How To Avoid Traffic On Fourth Of July So You Can Enjoy The Fireworks Stress-Free
The last thing you want to do on your Fourth of July holiday is get stuck in traffic on your way to the beach, a backyard barbecue, or your favorite annual fireworks display. Since the Fourth of July falls on a Wednesday this year, you want to make sure you get the most out of your midweek day off. One way to ensure a stress-free Fourth of July is to steer clear of jam-packed highways. It might take a little more planning and effort, but once you know how to avoid traffic on Fourth of July, you'll be glad you put in the time.
Holidays that fall in the middle of the week can be tricky to mesh with your vacation plans. Whether you were able to get a long weekend ahead of the holiday or you're just off on July 4, there are optimal times for everyone to hit the road for their patriotic festivities, according to Travel + Leisure. The data comes courtesy of Google Maps and Google News Lab, which used 2017 Fourth of July traffic data from 25 U.S. cities to predict the best driving times for traveling on the holiday in 2018.
Sleeping in on the Fourth of July is not an option if you want nothing but the open road ahead of you. The best time to travel on Wednesday, July 4 is between 4 a.m. and 6 a.m. Starting a holiday earlier than you might even begin your workday might not sound like fun, but you'll be much happier once you get to your Independence Day destination free from road rage.
If you can't get on the road that early — even with a major caffeine boost — then you should at least make sure that you avoid the roads during the heaviest times of Fourth of July traffic. Per Google, 3 p.m. is the most popular time for people to be on the road on July 4, which means it is also the worst time to drive if you enjoy moving faster than a snail's pace.
For those of you who can get a head start on the holiday, you might think that you can avoid the early-bird travel times. Unfortunately, traffic on July 3 will include both regular workday traffic and similarly-minded holiday travelers, so you'll want to head out during that 4 a.m. to 6 a.m. window on Tuesday as well. If you can burn the midnight oil, you can also avoid heavy traffic during the late evening on Tuesday, July 3, around 11 p.m.
Fourth of July drivers should keep that 11 p.m. time in mind too, because a late-night exit from your annual fireworks spectacular will make your holiday drive home a breeze.
All of these driving time windows and traffic information are similar across the country, but you can look at specific times for your city with Google's interactive traffic tool.
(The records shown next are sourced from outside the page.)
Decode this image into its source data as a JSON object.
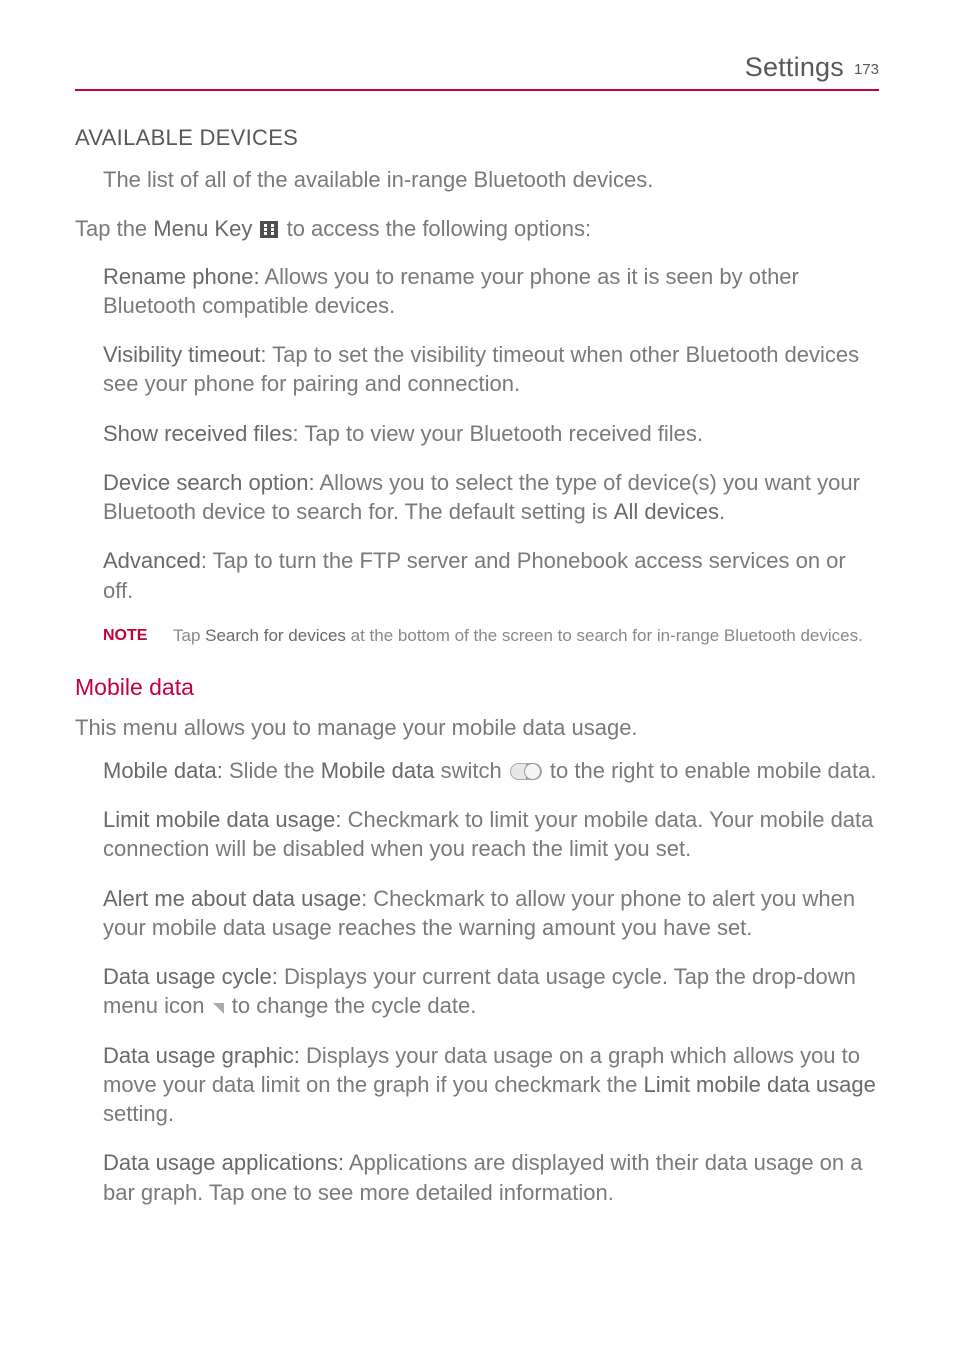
{
  "header": {
    "title": "Settings",
    "page_number": "173"
  },
  "section_available_devices": {
    "heading": "AVAILABLE DEVICES",
    "desc": "The list of all of the available in-range Bluetooth devices."
  },
  "tap_line": {
    "pre": "Tap the ",
    "menu_key_bold": "Menu Key",
    "post": " to access the following options:"
  },
  "options": {
    "rename": {
      "title": "Rename phone:",
      "text": " Allows you to rename your phone as it is seen by other Bluetooth compatible devices."
    },
    "visibility": {
      "title": "Visibility timeout",
      "text": ": Tap to set the visibility timeout when other Bluetooth devices see your phone for pairing and connection."
    },
    "show_received": {
      "title": "Show received files",
      "text": ": Tap to view your Bluetooth received files."
    },
    "device_search": {
      "title": "Device search option:",
      "text_pre": " Allows you to select the type of device(s) you want your Bluetooth device to search for. The default setting is ",
      "all_devices": "All devices",
      "text_post": "."
    },
    "advanced": {
      "title": "Advanced",
      "text": ": Tap to turn the FTP server and Phonebook access services on or off."
    }
  },
  "note": {
    "label": "NOTE",
    "pre": "Tap ",
    "bold": "Search for devices",
    "post": " at the bottom of the screen to search for in-range Bluetooth devices."
  },
  "mobile_data": {
    "heading": "Mobile data",
    "intro": "This menu allows you to manage your mobile data usage.",
    "items": {
      "mobile_data_switch": {
        "title": "Mobile data:",
        "pre": " Slide the ",
        "bold_mid": "Mobile data",
        "mid": " switch ",
        "post": " to the right to enable mobile data."
      },
      "limit": {
        "title": "Limit mobile data usage:",
        "text": " Checkmark to limit your mobile data. Your mobile data connection will be disabled when you reach the limit you set."
      },
      "alert": {
        "title": "Alert me about data usage",
        "text": ": Checkmark to allow your phone to alert you when your mobile data usage reaches the warning amount you have set."
      },
      "cycle": {
        "title": "Data usage cycle:",
        "pre": " Displays your current data usage cycle. Tap the drop-down menu icon ",
        "post": " to change the cycle date."
      },
      "graphic": {
        "title": "Data usage graphic:",
        "pre": " Displays your data usage on a graph which allows you to move your data limit on the graph if you checkmark the ",
        "bold_mid": "Limit mobile data usage",
        "post": " setting."
      },
      "apps": {
        "title": "Data usage applications:",
        "text": " Applications are displayed with their data usage on a bar graph. Tap one to see more detailed information."
      }
    }
  }
}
Some of the major cities used in the data include: Boston, Chicago, New York, Los Angeles, and Washington D.C. A little road-trip prep could go a long way when it comes to keeping your cool on the road this holiday.
Lucky vacationers who turned their Fourth of July holiday into a weeklong getaway will reap the rewards when it comes to travel times on July 5 and July 6. There are still peak times of traffic since regular workday traffic is on the road, but the roads will generally be less crowded than Fourth of July traffic. As is the trend with holiday travel, you can still avoid most of the traffic jams when you get on the road early in the morning. So, your best bet for a traffic-free holiday is to keep that 5 a.m. alarm set all week long.
Again, you might not like the early wake-up call, but it'll be worth it. AAA predicts that 47 million Americans plan to travel this this Fourth of July holiday, which is a five-percent increase from 2017, according to New Jersey Business Magazine. That would make the 2018 holiday — July 3 to July 8 — a record-breaker, with the highest volume of travelers during Fourth of July ever tracked by AAA.
With that many people on the road and the sun beating down on your car, you'll be glad to start your engine in the wee hours of the morning on Fourth of July. Early-bird holiday travelers also tend to get the prime spots on the beach (or wherever you celebrate), so hit the road early this year for your best Fourth of July yet.